A couple members of families whose householder is not part of the church.
A couple slaves whose owners are not part of the church.
A couple of free or freed dependents of people who are not part of the church.
A couple of homeless people.
A few people renting space in shared rooms (migrant workers and their families).
Now mix in the important element of the Pauline mission, namely evangelism of Jewish synagogues that leads to some converts, so we now have a mosh pit of Christians all in a house church.
The earliest churches, then, are not made up of pietists who wanted to study the Bible but ordinary Romans from all sorts of backgrounds, needs, yearnings, and connections — each bringing to the table different ears for the gospel.
Oakes then discusses Romans 12 and how such folks would hear what Paul is saying, and his discussion here is nothing if not very interesting and profitable. The he examines how his invented characters — Primus (bottom of the heap slave), Sabina (freed slave), and Iris (inn worker whose body was owned by a master who gave her to his patrons at times) — would hear Paul’s message of salvation, and he sees three processing ideas: justice, survival (eternal life matters!), and redemption of the body. Holconius, his major character who is a householder, is examined through the lens of social body, the church, and salvation as a holy people.
Undoubtedly, one the best books on Paul/Romans I’ve read in a long, long time.

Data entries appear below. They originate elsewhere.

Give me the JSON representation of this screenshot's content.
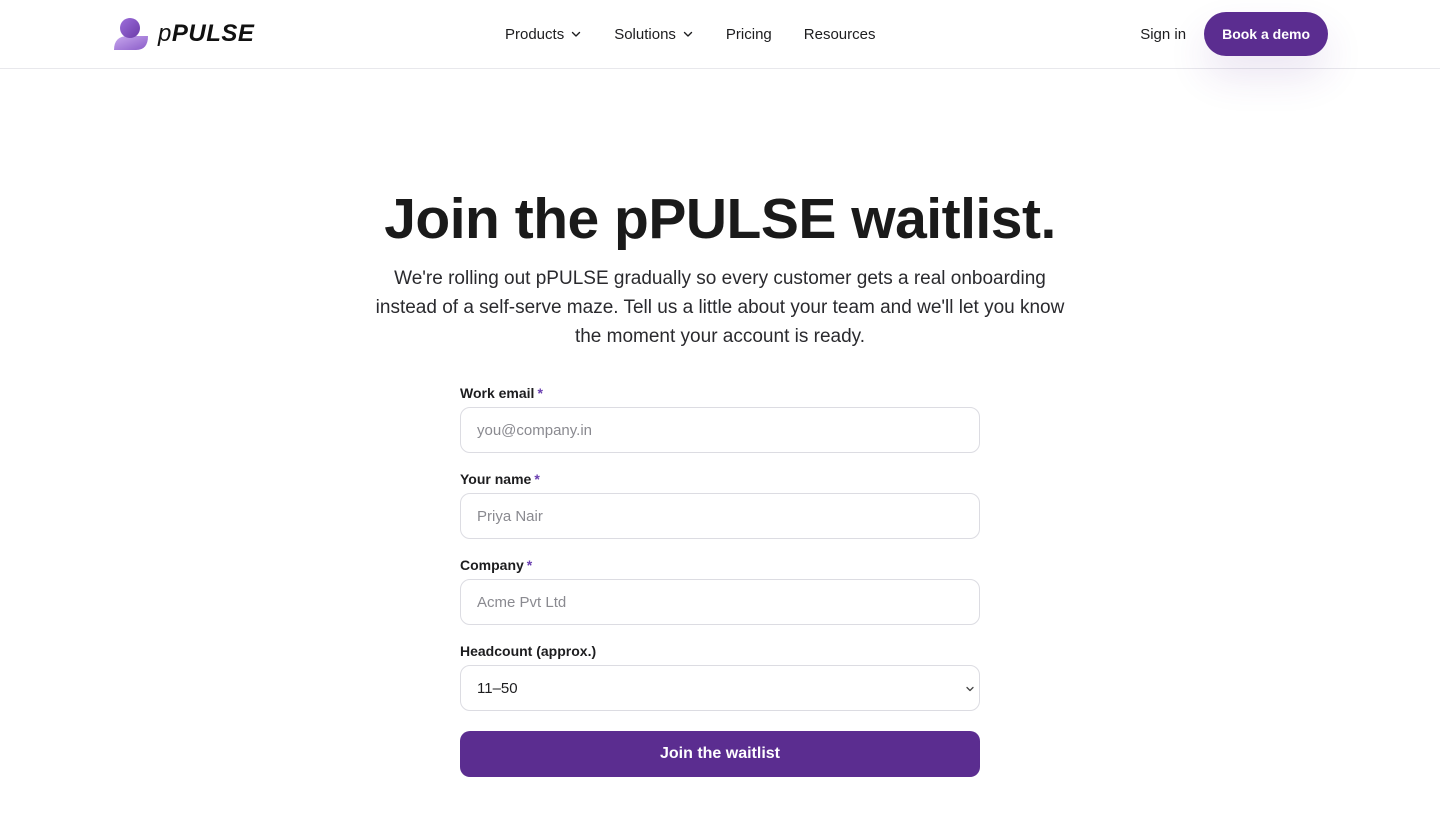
{
  "brand": {
    "name_prefix": "p",
    "name_main": "PULSE",
    "accent": "#5b2d90"
  },
  "nav": {
    "items": [
      {
        "label": "Products",
        "has_dropdown": true
      },
      {
        "label": "Solutions",
        "has_dropdown": true
      },
      {
        "label": "Pricing",
        "has_dropdown": false
      },
      {
        "label": "Resources",
        "has_dropdown": false
      }
    ],
    "signin": "Sign in",
    "demo": "Book a demo"
  },
  "hero": {
    "title": "Join the pPULSE waitlist.",
    "subtitle": "We're rolling out pPULSE gradually so every customer gets a real onboarding instead of a self-serve maze. Tell us a little about your team and we'll let you know the moment your account is ready."
  },
  "form": {
    "email": {
      "label": "Work email",
      "required": "*",
      "placeholder": "you@company.in",
      "value": ""
    },
    "name": {
      "label": "Your name",
      "required": "*",
      "placeholder": "Priya Nair",
      "value": ""
    },
    "company": {
      "label": "Company",
      "required": "*",
      "placeholder": "Acme Pvt Ltd",
      "value": ""
    },
    "headcount": {
      "label": "Headcount (approx.)",
      "selected": "11–50"
    },
    "submit": "Join the waitlist"
  },
  "icons": {
    "logo": "logo-mark",
    "nav_dropdown": "chevron-down-icon",
    "select_dropdown": "chevron-down-icon"
  }
}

Oakes combines judicious historical sensitivities with solid exegetical insight, all wrapped into a proper caution that is not always observed among those who use social evidence.